WHAT YOU ARE ASKED TO DO: Give back every line of the material below that has the string "articoli".

INFORMATION SHOWN:
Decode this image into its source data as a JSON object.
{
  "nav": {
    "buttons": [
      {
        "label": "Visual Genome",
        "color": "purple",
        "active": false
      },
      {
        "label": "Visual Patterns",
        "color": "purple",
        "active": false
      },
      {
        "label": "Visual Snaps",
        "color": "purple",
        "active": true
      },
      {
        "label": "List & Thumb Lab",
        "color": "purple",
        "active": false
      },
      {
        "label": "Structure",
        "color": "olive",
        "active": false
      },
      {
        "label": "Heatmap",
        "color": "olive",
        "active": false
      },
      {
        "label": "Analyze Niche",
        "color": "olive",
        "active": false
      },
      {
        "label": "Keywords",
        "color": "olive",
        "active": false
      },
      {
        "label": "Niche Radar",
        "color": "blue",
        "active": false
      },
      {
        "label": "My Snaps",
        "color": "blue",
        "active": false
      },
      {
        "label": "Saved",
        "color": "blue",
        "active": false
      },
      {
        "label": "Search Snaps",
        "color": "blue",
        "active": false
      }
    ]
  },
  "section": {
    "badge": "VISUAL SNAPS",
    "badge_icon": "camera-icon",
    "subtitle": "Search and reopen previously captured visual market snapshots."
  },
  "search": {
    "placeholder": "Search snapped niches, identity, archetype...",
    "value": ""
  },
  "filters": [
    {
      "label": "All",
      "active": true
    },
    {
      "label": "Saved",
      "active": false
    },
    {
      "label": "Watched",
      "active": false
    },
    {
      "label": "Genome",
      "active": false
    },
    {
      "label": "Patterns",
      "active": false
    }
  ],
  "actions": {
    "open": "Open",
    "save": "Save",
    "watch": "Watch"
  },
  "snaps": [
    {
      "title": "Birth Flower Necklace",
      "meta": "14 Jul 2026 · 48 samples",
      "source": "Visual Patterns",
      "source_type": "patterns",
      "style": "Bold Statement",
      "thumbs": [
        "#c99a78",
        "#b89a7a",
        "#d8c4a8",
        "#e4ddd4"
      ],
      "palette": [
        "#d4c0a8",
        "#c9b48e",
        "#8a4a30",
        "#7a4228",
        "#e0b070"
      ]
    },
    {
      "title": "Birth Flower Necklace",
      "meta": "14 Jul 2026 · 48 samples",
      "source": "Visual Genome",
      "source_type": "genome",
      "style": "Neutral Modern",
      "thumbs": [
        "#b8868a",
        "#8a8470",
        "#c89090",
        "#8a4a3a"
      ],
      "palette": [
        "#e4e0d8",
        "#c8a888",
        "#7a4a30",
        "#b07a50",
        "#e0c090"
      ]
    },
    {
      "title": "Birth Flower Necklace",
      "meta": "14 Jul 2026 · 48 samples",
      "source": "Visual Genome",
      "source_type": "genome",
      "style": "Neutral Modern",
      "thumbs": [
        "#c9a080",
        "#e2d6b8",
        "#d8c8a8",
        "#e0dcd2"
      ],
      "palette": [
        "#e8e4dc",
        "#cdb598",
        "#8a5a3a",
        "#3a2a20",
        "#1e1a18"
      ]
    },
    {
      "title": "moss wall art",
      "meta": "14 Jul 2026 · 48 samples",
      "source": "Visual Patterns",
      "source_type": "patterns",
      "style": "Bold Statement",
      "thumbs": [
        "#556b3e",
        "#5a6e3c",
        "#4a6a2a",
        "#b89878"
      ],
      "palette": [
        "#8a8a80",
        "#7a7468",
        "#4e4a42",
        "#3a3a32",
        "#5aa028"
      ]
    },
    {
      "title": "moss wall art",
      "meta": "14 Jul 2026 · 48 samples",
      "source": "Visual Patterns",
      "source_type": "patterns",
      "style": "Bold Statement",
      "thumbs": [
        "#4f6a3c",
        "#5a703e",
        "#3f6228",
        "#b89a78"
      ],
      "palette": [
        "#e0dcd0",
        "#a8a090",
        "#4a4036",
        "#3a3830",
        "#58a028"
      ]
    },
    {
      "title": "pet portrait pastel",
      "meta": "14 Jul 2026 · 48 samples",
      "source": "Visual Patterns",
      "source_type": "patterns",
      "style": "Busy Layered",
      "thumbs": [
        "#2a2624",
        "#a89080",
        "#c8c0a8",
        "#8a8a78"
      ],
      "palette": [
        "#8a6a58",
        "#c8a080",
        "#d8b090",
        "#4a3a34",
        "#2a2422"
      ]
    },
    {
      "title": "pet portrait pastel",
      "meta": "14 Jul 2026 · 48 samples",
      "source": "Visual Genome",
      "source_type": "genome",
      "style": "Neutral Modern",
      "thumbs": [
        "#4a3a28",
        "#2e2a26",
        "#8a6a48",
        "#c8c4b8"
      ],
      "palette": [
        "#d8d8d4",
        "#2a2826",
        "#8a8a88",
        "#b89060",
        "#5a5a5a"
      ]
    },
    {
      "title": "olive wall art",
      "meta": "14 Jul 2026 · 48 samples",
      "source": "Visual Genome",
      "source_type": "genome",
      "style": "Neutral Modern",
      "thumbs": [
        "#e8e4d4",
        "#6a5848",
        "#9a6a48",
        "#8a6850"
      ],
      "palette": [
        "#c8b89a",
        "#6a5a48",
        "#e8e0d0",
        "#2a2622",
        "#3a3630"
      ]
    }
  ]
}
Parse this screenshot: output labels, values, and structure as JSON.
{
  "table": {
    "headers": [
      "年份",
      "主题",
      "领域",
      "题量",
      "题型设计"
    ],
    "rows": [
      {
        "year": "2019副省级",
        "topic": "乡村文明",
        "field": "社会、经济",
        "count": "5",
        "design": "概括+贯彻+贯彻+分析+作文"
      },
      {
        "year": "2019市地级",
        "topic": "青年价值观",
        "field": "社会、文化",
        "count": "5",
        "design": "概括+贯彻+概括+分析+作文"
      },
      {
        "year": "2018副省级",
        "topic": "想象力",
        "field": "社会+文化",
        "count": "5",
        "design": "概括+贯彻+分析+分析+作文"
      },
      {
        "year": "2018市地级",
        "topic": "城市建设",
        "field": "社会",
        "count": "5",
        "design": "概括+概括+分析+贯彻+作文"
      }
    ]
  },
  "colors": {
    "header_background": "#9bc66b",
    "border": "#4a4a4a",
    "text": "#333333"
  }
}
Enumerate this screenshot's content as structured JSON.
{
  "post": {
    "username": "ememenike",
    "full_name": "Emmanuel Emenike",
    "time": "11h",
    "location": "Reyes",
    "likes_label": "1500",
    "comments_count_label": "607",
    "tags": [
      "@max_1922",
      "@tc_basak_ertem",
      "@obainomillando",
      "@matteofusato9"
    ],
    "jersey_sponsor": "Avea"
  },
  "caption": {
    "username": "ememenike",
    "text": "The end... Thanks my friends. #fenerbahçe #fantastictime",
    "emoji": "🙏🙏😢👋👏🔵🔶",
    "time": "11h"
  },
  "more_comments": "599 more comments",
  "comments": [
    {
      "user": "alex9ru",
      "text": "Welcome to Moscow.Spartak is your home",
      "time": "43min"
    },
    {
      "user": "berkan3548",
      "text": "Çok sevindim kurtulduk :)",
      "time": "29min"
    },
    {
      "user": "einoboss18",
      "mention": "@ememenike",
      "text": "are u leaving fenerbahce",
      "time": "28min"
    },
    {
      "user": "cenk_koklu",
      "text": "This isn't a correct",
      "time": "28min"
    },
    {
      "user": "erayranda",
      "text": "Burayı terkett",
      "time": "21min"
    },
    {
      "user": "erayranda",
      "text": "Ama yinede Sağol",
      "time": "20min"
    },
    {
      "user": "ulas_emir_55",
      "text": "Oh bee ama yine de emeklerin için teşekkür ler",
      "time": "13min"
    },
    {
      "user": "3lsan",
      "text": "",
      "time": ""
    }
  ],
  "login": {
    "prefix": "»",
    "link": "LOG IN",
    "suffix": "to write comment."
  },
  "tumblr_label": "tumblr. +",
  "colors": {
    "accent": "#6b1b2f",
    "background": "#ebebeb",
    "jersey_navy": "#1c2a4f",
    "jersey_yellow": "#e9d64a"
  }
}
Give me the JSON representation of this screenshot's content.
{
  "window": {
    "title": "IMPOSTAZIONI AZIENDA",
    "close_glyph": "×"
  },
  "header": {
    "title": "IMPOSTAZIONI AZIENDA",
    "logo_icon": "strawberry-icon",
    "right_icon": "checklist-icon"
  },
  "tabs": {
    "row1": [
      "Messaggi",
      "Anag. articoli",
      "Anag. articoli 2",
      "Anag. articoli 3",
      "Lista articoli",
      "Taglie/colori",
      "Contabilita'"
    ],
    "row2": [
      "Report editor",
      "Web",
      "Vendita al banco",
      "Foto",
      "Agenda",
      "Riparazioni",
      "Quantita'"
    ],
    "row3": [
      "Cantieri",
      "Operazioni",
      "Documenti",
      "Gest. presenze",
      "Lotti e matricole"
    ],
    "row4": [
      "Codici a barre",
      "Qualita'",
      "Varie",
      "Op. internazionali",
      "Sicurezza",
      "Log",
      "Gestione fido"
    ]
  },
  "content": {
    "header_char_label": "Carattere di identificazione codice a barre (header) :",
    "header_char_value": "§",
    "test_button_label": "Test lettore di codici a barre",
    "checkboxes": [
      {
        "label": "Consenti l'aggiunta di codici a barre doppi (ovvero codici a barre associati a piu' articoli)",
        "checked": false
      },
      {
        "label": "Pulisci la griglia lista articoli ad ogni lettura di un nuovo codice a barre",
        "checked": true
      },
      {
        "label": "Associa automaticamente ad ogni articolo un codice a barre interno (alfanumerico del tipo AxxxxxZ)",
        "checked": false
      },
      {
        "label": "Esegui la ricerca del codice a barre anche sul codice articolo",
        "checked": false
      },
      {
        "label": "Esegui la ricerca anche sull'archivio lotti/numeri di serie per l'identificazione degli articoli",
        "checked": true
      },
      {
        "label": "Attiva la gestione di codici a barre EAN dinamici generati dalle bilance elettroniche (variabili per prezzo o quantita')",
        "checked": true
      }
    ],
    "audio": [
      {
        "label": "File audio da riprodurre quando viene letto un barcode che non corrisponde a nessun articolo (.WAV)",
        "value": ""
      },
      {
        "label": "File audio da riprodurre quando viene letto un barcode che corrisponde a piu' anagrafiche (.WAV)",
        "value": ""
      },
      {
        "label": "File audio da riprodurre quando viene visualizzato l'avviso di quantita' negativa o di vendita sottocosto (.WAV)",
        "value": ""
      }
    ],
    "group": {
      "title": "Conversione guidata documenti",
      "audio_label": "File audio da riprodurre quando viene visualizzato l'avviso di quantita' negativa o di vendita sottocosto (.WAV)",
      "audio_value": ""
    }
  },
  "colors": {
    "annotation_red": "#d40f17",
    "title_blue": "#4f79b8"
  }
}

TASK RESPONSE:
      "Anag. articoli",
      "Anag. articoli 2",
      "Anag. articoli 3",
      "Lista articoli",
        "label": "Consenti l'aggiunta di codici a barre doppi (ovvero codici a barre associati a piu' articoli)",
        "label": "Pulisci la griglia lista articoli ad ogni lettura di un nuovo codice a barre",
        "label": "Esegui la ricerca anche sull'archivio lotti/numeri di serie per l'identificazione degli articoli",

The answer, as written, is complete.